DOL Inspector General Audits EBSA
The Department of Labor’s Inspector General is looking at how the department’s Employee Benefits Security Administration monitors plans that claim the “small plan” exemption from the annual independent audit requirement that applies under ERISA, the ASPPA Government Affairs Committee has learned.
Normally, retirement plans need to engage an independent CPA to audit and certify the plan’s financial records each year. Small plans (generally plans with fewer than 100 participants) are exempt from the audit requirement if:
• at least 95% of the plan’s assets are “qualifying assets” or the plan’s fidelity bonding amount is at least equal to the value of non-qualifying assets
• the plan’s Summary Annual Report includes additional information about the names of the financial institutions holding plan assets and the surety company issuing the fidelity bond, as well as wording that notifies participants about their rights to copies of financial institution plan records and recourse to the DOL regional office for noncompliance
• on request, copies of the surety bond and/or financial statements are provided to participants without charge
According to the Inspector General’s 2014 “workplan,” the goal of the new project is “to determine if EBSA is providing sufficient guidance and oversight of unaudited small plans, particularly with respect to financial disclosures and qualified investments.” As part of this initiative, the Inspector General recently began sending out letters to sponsors of small plans who claimed an audit waiver, requesting:
• a copy of [the] plan’s Summary Annual Report showing all qualifying investments and regulated financial institution certification(s) for the plan’s investments, trust statements and associated detailed asset schedules; and
• documentation used to calculate the number of participants at the beginning and end of the year on forms 5500-SF.
The Inspector General will use the results to prepare a report on how well the EBSA is doing at monitoring the small plan audit exemption. One might expect the DOL itself to begin looking more closely at this issue through its own enforcement activities. In light of this increased scrutiny, it is important to remember that having fewer than 100 participants is just one of several conditions that must be satisfied to qualify for the small plan audit waiver.

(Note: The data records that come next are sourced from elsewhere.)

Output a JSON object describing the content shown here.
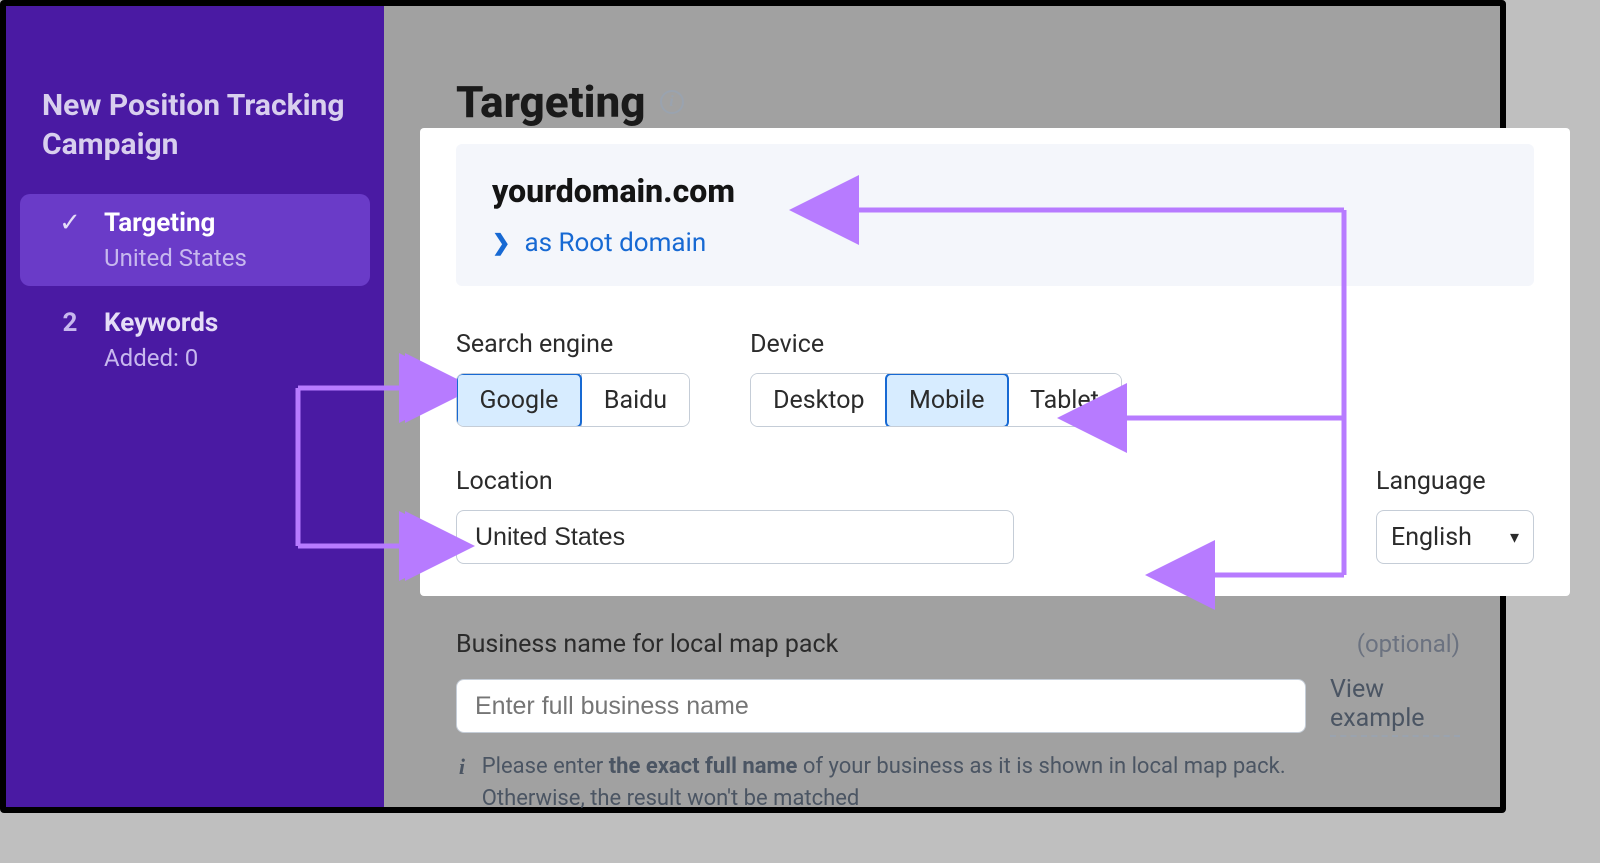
{
  "sidebar": {
    "title": "New Position Tracking Campaign",
    "steps": [
      {
        "icon": "check",
        "name": "Targeting",
        "sub": "United States",
        "active": true
      },
      {
        "icon": "num",
        "num": "2",
        "name": "Keywords",
        "sub": "Added: 0",
        "active": false
      }
    ]
  },
  "page": {
    "title": "Targeting"
  },
  "domain": {
    "name": "yourdomain.com",
    "type_label": "as Root domain"
  },
  "search_engine": {
    "label": "Search engine",
    "options": [
      "Google",
      "Baidu"
    ],
    "selected": "Google"
  },
  "device": {
    "label": "Device",
    "options": [
      "Desktop",
      "Mobile",
      "Tablet"
    ],
    "selected": "Mobile"
  },
  "location": {
    "label": "Location",
    "value": "United States"
  },
  "language": {
    "label": "Language",
    "value": "English"
  },
  "business": {
    "label": "Business name for local map pack",
    "optional": "(optional)",
    "placeholder": "Enter full business name",
    "view_example": "View example",
    "hint_pre": "Please enter ",
    "hint_bold": "the exact full name",
    "hint_post": " of your business as it is shown in local map pack. Otherwise, the result won't be matched"
  }
}
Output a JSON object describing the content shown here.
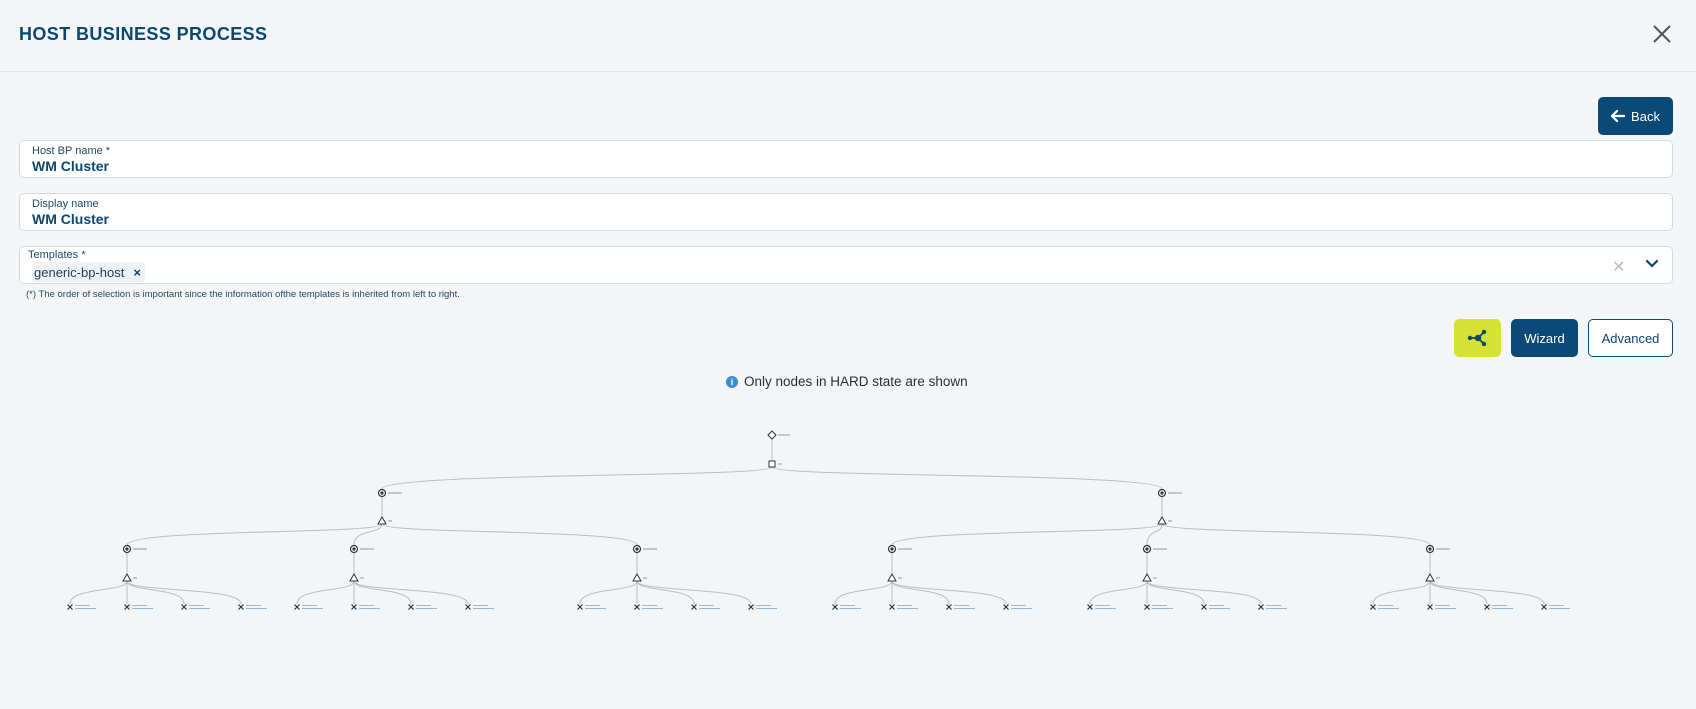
{
  "header": {
    "title": "HOST BUSINESS PROCESS"
  },
  "toolbar": {
    "back_label": "Back",
    "wizard_label": "Wizard",
    "advanced_label": "Advanced"
  },
  "form": {
    "host_bp_name": {
      "label": "Host BP name *",
      "value": "WM Cluster"
    },
    "display_name": {
      "label": "Display name",
      "value": "WM Cluster"
    },
    "templates": {
      "label": "Templates *",
      "chips": [
        "generic-bp-host"
      ]
    },
    "note": "(*) The order of selection is important since the information ofthe templates is inherited from left to right."
  },
  "info": {
    "message": "Only nodes in HARD state are shown"
  },
  "colors": {
    "primary": "#0b4a76",
    "accent_yellow": "#d6e135",
    "info_blue": "#3a8fd3",
    "background": "#f3f5f7"
  },
  "icons": {
    "close": "close-icon",
    "back": "arrow-left-icon",
    "graph": "graph-view-icon",
    "dropdown": "chevron-down-icon",
    "clear": "clear-icon",
    "info": "info-icon"
  }
}
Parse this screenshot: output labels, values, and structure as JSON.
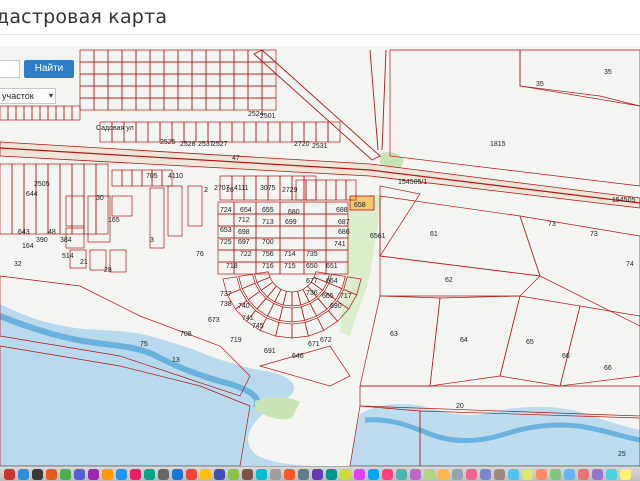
{
  "header": {
    "title": "дастровая карта"
  },
  "search": {
    "value": "",
    "button_label": "Найти"
  },
  "parcel_type": {
    "selected": "участок"
  },
  "map": {
    "colors": {
      "boundary": "#b01818",
      "water": "#6fb5e0",
      "highlight": "#f5c870",
      "vegetation": "#c9e3b5",
      "road": "#efe6d8"
    },
    "labels": [
      "154505/1",
      "154505",
      "47",
      "35",
      "35",
      "61",
      "62",
      "63",
      "64",
      "65",
      "66",
      "66",
      "73",
      "73",
      "74",
      "20",
      "25",
      "13",
      "Садовая ул",
      "658",
      "654",
      "655",
      "680",
      "724",
      "712",
      "713",
      "699",
      "653",
      "698",
      "697",
      "700",
      "725",
      "722",
      "756",
      "714",
      "715",
      "716",
      "717",
      "677",
      "736",
      "737",
      "738",
      "735",
      "650",
      "651",
      "664",
      "665",
      "690",
      "691",
      "646",
      "671",
      "672",
      "673",
      "719",
      "718",
      "740",
      "741",
      "745",
      "741",
      "686",
      "687",
      "688",
      "708",
      "75",
      "76",
      "705",
      "4110",
      "4111",
      "2707",
      "2729",
      "3075",
      "2720",
      "2531",
      "2537",
      "2527",
      "2528",
      "2525",
      "2524",
      "2501",
      "2505",
      "644",
      "643",
      "390",
      "164",
      "48",
      "384",
      "514",
      "21",
      "28",
      "32",
      "3",
      "30",
      "165",
      "2",
      "26",
      "6561",
      "1815"
    ]
  },
  "dock": {
    "icon_colors": [
      "#c8342a",
      "#2d8fd6",
      "#3a3a3a",
      "#e55b1f",
      "#4caf50",
      "#5560d6",
      "#9c27b0",
      "#ff9800",
      "#2196f3",
      "#e91e63",
      "#00a884",
      "#666666",
      "#1976d2",
      "#f44336",
      "#ffc107",
      "#3f51b5",
      "#8bc34a",
      "#795548",
      "#00bcd4",
      "#9e9e9e",
      "#ff5722",
      "#607d8b",
      "#673ab7",
      "#009688",
      "#cddc39",
      "#e040fb",
      "#03a9f4",
      "#ff4081",
      "#4db6ac",
      "#ba68c8",
      "#aed581",
      "#ffb74d",
      "#90a4ae",
      "#f06292",
      "#7986cb",
      "#a1887f",
      "#4fc3f7",
      "#dce775",
      "#ff8a65",
      "#81c784",
      "#64b5f6",
      "#e57373",
      "#9575cd",
      "#4dd0e1",
      "#fff176"
    ]
  }
}
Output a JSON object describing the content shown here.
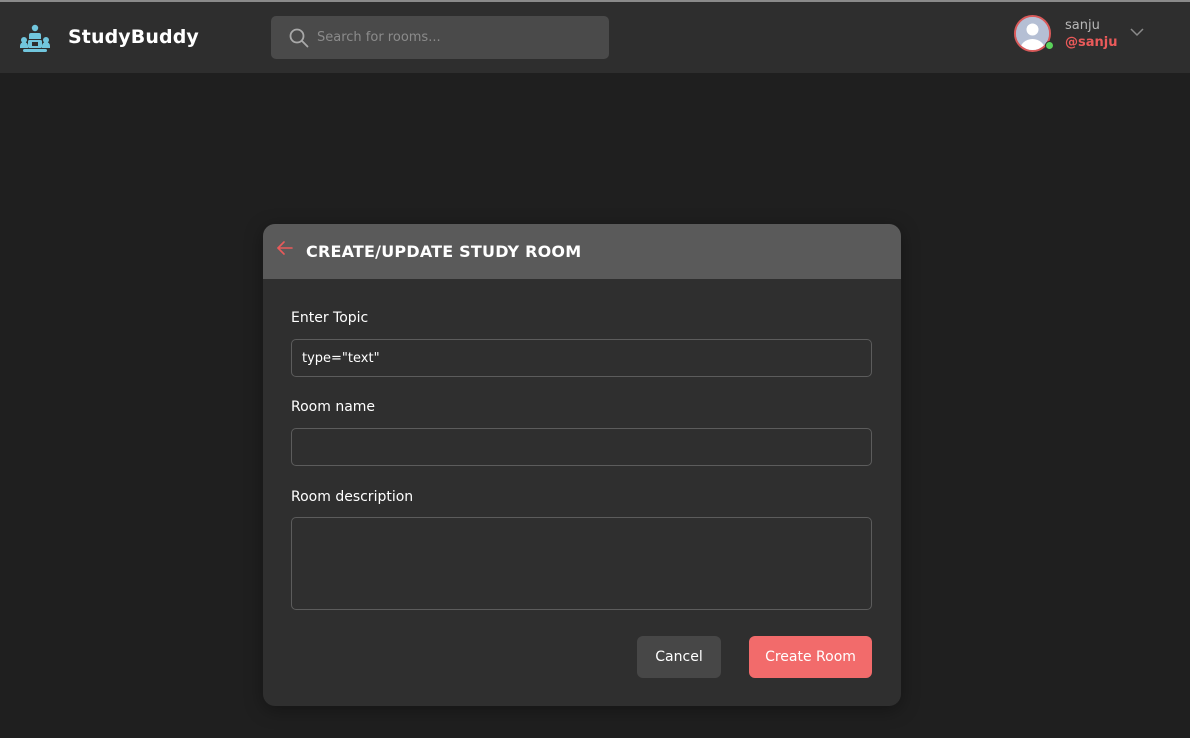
{
  "app": {
    "brand": "StudyBuddy",
    "logo_icon": "study-group-icon",
    "accent": "#71c6dd"
  },
  "search": {
    "placeholder": "Search for rooms...",
    "value": ""
  },
  "user": {
    "name": "sanju",
    "handle": "@sanju",
    "status": "online"
  },
  "modal": {
    "title": "CREATE/UPDATE STUDY ROOM",
    "fields": {
      "topic": {
        "label": "Enter Topic",
        "value": "type=\"text\""
      },
      "room_name": {
        "label": "Room name",
        "value": ""
      },
      "room_description": {
        "label": "Room description",
        "value": ""
      }
    },
    "buttons": {
      "cancel": "Cancel",
      "create": "Create Room"
    }
  },
  "colors": {
    "primary": "#f26b6b",
    "background": "#1f1f1f",
    "header": "#2e2e2e"
  }
}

Craig Hoffman is ASPPA's General Counsel and Director of Regulatory Affairs.